  • Provide them with mentoring or coaching opportunities.

Clear values

Employees need to be part of a culture that is aligned with their individual needs.

  • Jointly develop the core values and company culture.
  • Insist on behaviour alignment with core values (integrity) and demand high standards.
  • People need to be appreciated, valued and acknowledged. Make the workplace like a family and nurture a sense of community, connection and collaboration.
  • Create a culture where interaction can take place between generations so intergenerational perspectives can be shared and understood.
  • Create a culture of fairness / equality among co-workers, respect and trust.
  • Jointly develop a code of conduct.
  • Ensure they have a good work / life balance.
  • Ensure all leaders and managers display and demonstrate the company values in everything they do.

The game for employers is to be able to attract and retain highly skilled, motivated and productive employees who will contribute to the growth and the development of the business. It’s about becoming an ’employer of choice’.

Employers of choice typically exhibit common methods and traits for engaging employees. They work hard at identifying and putting strategies and systems in place that maximise productivity in the workplace.

The game for employers … is to be able to develop and retain skilled, engaged, motivated, and productive employees who will contribute significantly to the growth and development of the business.

Post by:
Wayne Griffiths
Raffino Business Solutions
www.raffino.com.au
wayne@raffino.com.au

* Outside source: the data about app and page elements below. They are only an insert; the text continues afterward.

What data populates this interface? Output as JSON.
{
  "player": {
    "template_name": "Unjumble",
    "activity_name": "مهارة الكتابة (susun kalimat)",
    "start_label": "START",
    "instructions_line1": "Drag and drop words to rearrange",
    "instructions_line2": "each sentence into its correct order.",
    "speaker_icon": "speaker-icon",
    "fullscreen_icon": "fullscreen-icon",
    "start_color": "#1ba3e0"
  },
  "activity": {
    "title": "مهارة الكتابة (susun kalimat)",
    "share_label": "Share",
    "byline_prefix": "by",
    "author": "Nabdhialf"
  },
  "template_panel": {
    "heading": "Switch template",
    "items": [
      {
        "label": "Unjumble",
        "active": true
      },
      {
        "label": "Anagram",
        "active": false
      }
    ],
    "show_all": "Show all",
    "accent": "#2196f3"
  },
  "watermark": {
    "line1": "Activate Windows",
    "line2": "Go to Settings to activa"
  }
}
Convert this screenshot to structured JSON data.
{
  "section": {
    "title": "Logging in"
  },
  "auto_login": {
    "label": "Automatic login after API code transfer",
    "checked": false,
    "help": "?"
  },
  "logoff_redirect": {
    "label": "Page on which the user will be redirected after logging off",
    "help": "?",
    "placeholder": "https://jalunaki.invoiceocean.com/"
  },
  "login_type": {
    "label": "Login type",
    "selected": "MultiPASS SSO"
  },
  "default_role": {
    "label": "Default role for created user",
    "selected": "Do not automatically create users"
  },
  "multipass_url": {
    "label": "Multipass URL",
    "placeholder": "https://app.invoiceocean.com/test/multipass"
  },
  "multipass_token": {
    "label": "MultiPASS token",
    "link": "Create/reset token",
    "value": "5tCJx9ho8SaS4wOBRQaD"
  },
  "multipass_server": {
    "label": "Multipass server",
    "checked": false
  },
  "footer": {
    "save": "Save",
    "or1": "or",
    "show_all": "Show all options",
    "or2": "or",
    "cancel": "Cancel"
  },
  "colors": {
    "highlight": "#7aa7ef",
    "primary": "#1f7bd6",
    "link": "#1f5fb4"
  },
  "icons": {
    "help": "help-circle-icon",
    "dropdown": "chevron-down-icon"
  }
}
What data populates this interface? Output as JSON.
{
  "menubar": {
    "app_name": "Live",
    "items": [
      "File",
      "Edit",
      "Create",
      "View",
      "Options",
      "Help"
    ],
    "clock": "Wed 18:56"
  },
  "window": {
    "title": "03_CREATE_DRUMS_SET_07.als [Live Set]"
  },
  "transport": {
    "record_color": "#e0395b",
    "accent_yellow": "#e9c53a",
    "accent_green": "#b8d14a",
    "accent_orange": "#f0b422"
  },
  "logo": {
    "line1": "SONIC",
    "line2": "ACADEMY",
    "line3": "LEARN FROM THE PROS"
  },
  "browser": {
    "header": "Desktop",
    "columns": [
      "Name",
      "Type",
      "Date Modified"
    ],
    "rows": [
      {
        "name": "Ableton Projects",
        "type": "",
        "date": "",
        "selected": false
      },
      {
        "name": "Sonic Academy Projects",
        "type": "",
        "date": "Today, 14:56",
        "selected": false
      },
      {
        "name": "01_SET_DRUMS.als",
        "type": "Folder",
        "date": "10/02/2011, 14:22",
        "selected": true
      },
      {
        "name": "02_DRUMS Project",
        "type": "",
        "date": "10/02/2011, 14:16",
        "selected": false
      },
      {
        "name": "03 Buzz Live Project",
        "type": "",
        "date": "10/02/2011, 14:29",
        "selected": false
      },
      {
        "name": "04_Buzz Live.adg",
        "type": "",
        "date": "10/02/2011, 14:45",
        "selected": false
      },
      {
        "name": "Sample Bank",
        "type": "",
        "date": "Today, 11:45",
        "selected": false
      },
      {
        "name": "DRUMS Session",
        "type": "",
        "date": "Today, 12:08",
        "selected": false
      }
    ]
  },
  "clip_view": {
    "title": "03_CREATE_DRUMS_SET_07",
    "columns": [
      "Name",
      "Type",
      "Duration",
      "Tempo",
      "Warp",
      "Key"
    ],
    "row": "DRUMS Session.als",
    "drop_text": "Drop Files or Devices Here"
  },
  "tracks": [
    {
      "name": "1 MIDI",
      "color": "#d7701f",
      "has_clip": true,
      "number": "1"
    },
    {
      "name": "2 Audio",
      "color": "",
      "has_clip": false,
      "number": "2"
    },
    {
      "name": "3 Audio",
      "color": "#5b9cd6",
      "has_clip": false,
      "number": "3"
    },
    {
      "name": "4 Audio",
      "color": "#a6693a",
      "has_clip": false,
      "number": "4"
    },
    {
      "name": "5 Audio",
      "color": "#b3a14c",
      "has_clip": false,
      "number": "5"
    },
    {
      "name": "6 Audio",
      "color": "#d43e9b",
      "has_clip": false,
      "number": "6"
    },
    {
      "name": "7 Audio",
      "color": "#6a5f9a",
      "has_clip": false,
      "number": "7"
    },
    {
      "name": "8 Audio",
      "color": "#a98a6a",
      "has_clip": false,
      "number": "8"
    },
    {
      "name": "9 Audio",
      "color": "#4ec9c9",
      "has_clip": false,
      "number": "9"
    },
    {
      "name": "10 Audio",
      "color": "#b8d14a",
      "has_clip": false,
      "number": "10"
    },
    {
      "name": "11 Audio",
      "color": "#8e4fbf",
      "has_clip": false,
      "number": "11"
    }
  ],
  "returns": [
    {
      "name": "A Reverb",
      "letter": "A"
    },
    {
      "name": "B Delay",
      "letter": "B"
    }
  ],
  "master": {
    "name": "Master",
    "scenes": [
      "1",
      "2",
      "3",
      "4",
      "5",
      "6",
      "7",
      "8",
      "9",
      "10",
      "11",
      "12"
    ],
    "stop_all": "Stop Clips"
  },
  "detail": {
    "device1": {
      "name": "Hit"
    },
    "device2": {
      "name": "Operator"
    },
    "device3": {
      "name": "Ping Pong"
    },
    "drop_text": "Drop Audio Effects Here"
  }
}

We are proud to partner Marsh Tincknell to assist their clients in reaching their goals and attaining freedom. Please contact your manager at Marsh Tincknell on 3422 8000 to discuss how Raffino may be able to assist.